Recently, to my great delight, my friend gave me one of her spare sewing machines. I was super-excited, because I was certain that this magical item was going to make it a cinch to sew the backing onto my three unfinished rugs that are lounging in the hall closet. Funnily enough, it turns that operating a sewing machine requires a modicum of skill and dexterity. Mr. Typist expertly threaded the bobbin for me, and suggested I do a few practice runs on some cheap fabric before going live. I scoffed at this, but to indulge him, I plopped down at the machine with some practice fabric, and was horrified at the result—long snaky lines of crooked stitches veering wildly off course. After a few more practice runs, my stitches got slightly less erratic, and puffed up with false confidence, I tried to sew a circle, at which time Things Went Terribly Wrong and I gave up in shame. I’m not giving up permanently, though. I plan to work in sewing practice sessions at least weekly. I’m never going to be good at it, but I’d be happy just to achieve a baseline of competence.
The normally unflappable Buddy found himself completely flapped this week by the presence of a red balloon, which was left over from Mr. Typist’s latest top-secret device-making experiment. Buddy is known for attacking inanimate objects with abandon, throwing his whole heart and soul into complete destruction, claws out, teeth sinking, banshee howl at full throttle. But the balloon completely stymied him. I don’t know how, but he seemed to understand instinctively that it was not a good idea to attack it with his claws. He sidled up to it suspiciously, staring at it like it was alien creature, and ever-so-gingerly nudged it with his paw. He was flabbergasted when it bounced lightly away and hovered in mid-air, taunting him. He changed tactics, trying a soft head-butt, and was equally stunned by it’s float-and-hover move. This little ballet went on for a full ten minutes, while Buddy emitted increasingly frustrated squeaks and meows. Finally, he stalked away in a huff.
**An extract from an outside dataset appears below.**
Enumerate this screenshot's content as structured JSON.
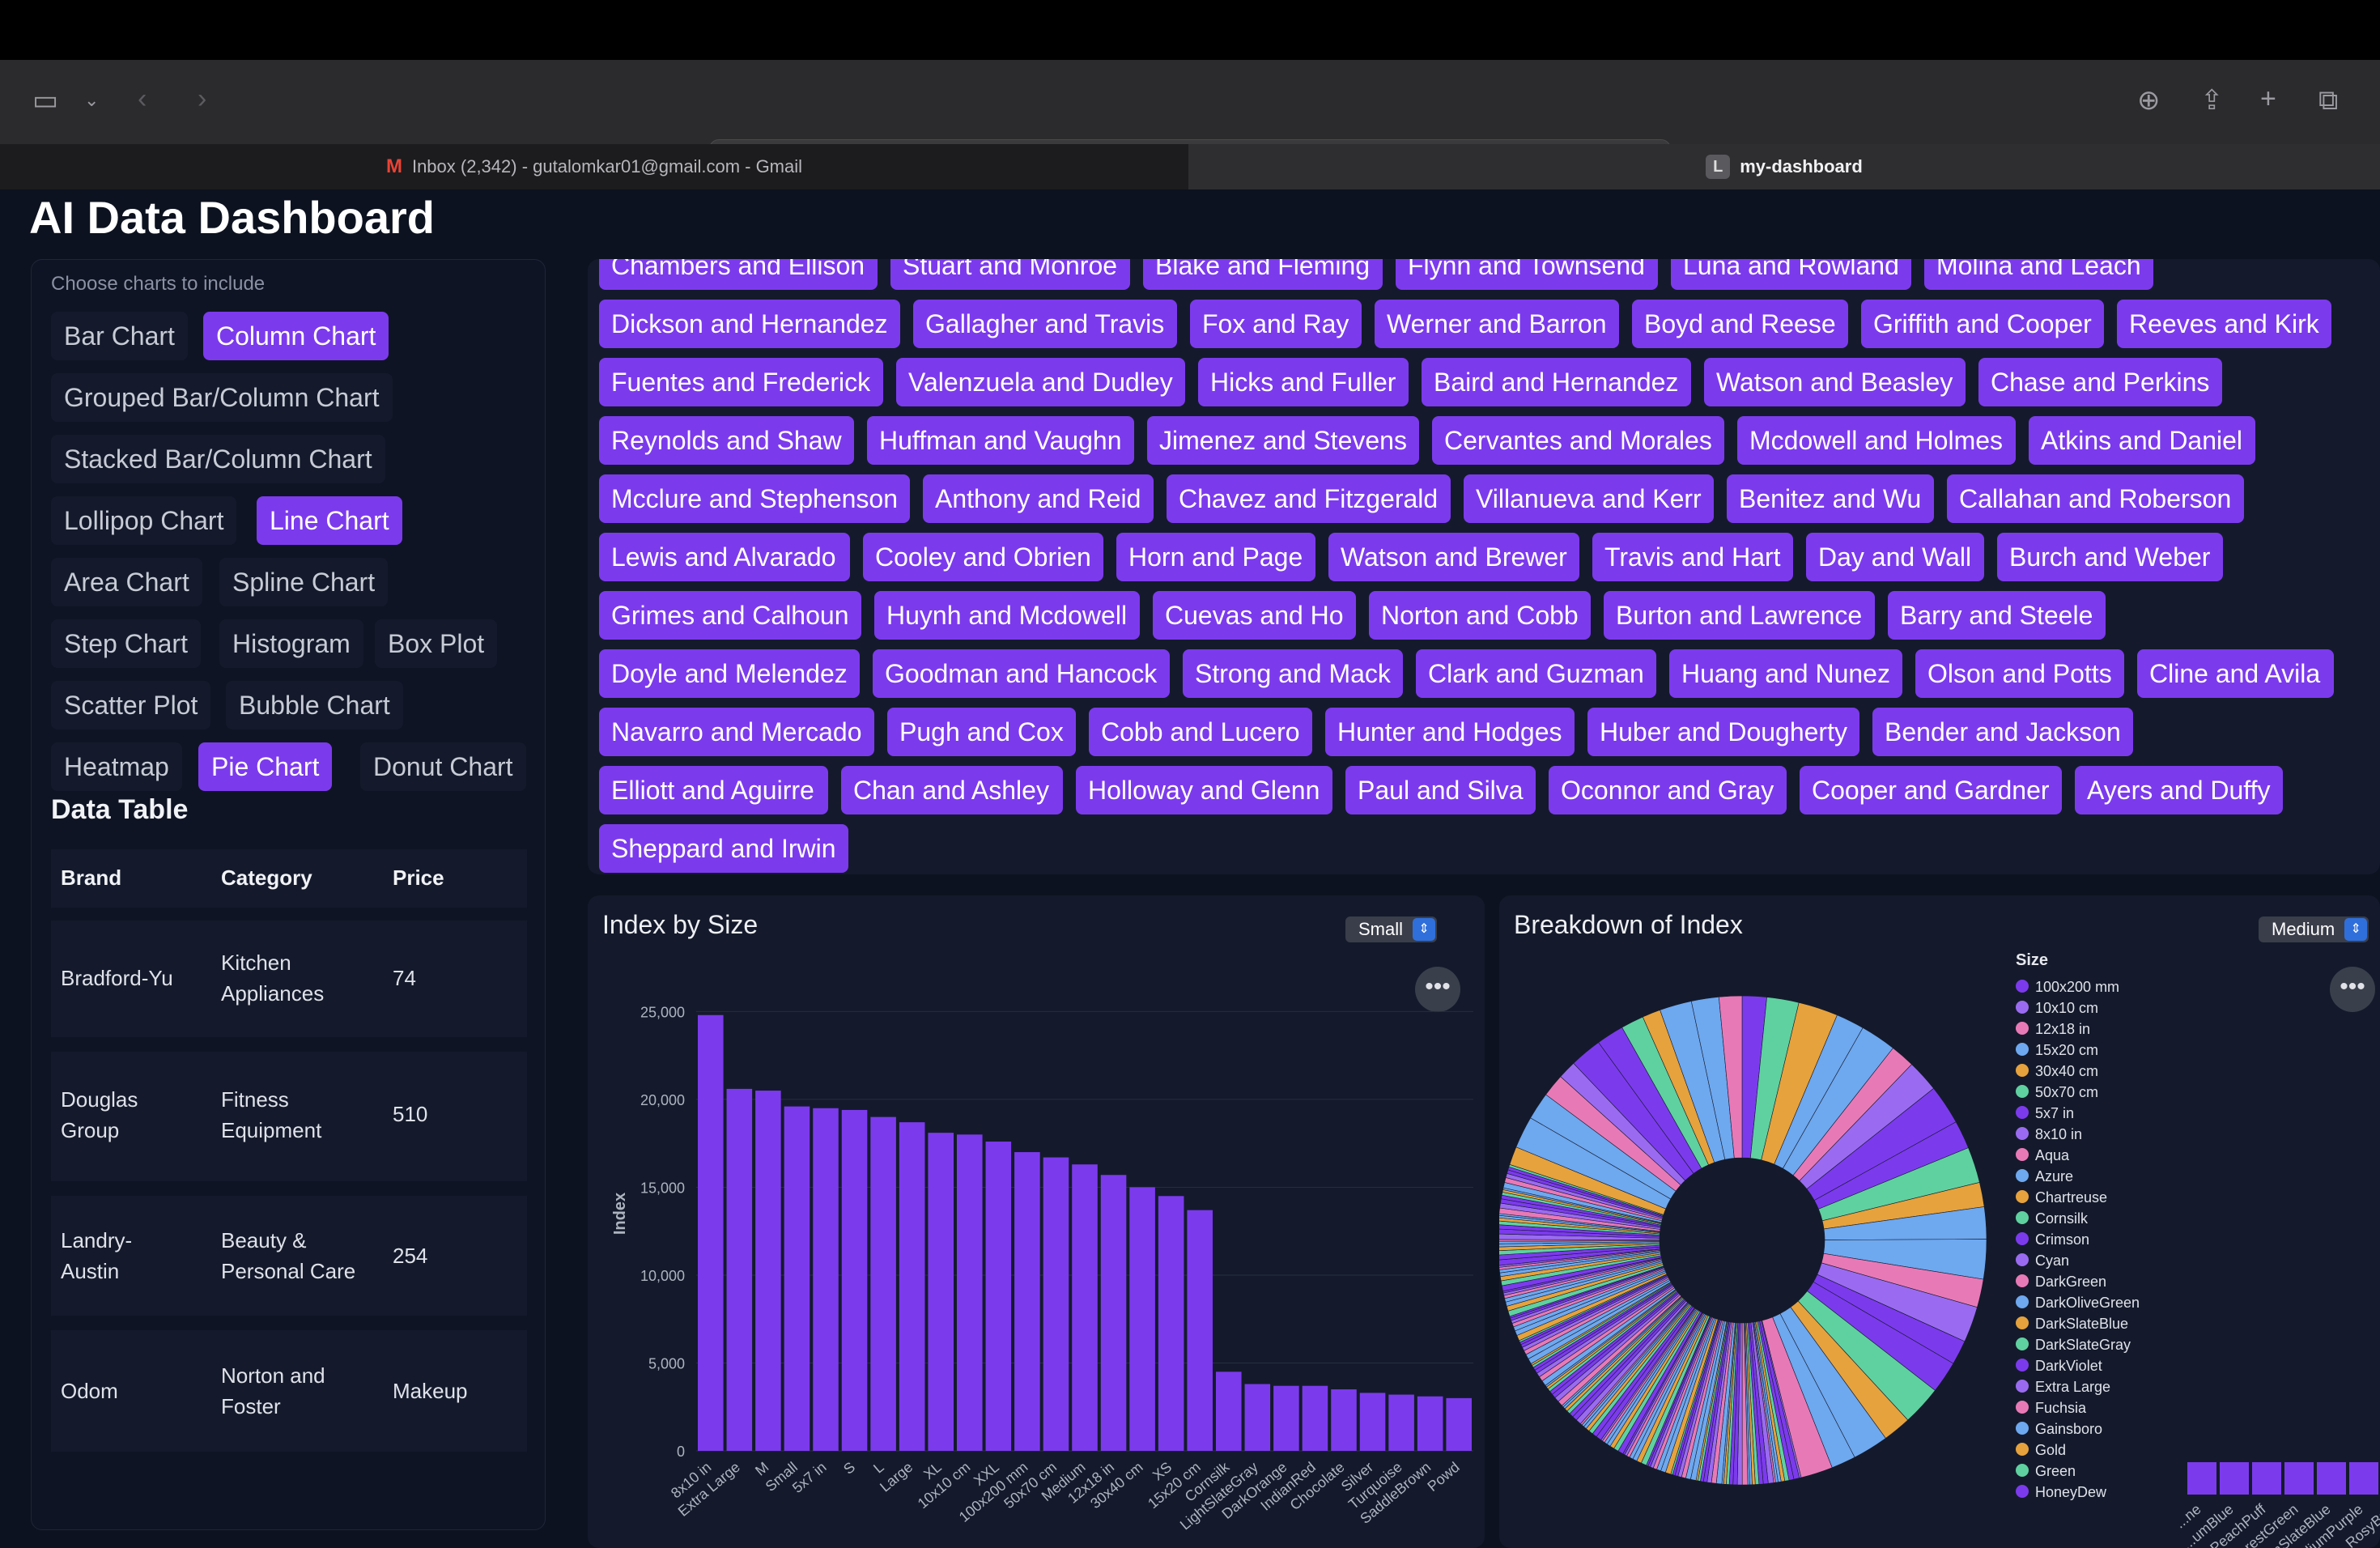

Since then, whenever he encounters the balloon, he glares at it resentfully and deliberately snubs it. It’s as though he’s encountered an enemy that is impervious to his weapons, and he has no idea how to take it. I think the balloon hurt his pride.
Last week, I had a dream that someone gifted me with an expensive journal, and told me that I must write in it. I thought that was vaguely interesting, but forgot about it until the next day at work, when co-worker gave me a beautiful new journal as a thank-you gift. I was all like, “Okay Universe, I get it already. I’ll write. Geez.” (I think the Universe thinks I’m dense. It’s probably correct.) Anyway, I spent a good chunk of time this week and last writing in the journal, and guess what? Yesterday I sat down and worked on two new poems! Part of what helped was re-vamping my computer desk—I removed the hard copy of my novel, and a publishing contract for a poetry book that will probably never come to fruition, cleaned, dusted, and cleared the clutter. Simply having the physical presence of the novel removed seemed to release me from its emotional grip and free me to focus on the new.
I also released the idea that the topic I was writing about needed to be forced into a series. It turns out, it didn’t need a whole series. It was just one poem, and that was okay—that was enough. That in turn freed me to start a second poem that came to me completely spontaneously. My poetry muscles are a little flabby, but I feel the full-headed feeling of momentum again; the tingling energy pulsing from my head and hands. I worked on the poems for hours yesterday, and happily. Writing poetry didn’t feel forced or frustrating or oppressive, like it did before I broke up with it to pursue fiction for a while. I don’t know how long this will last, but for now, poetry and I are on again.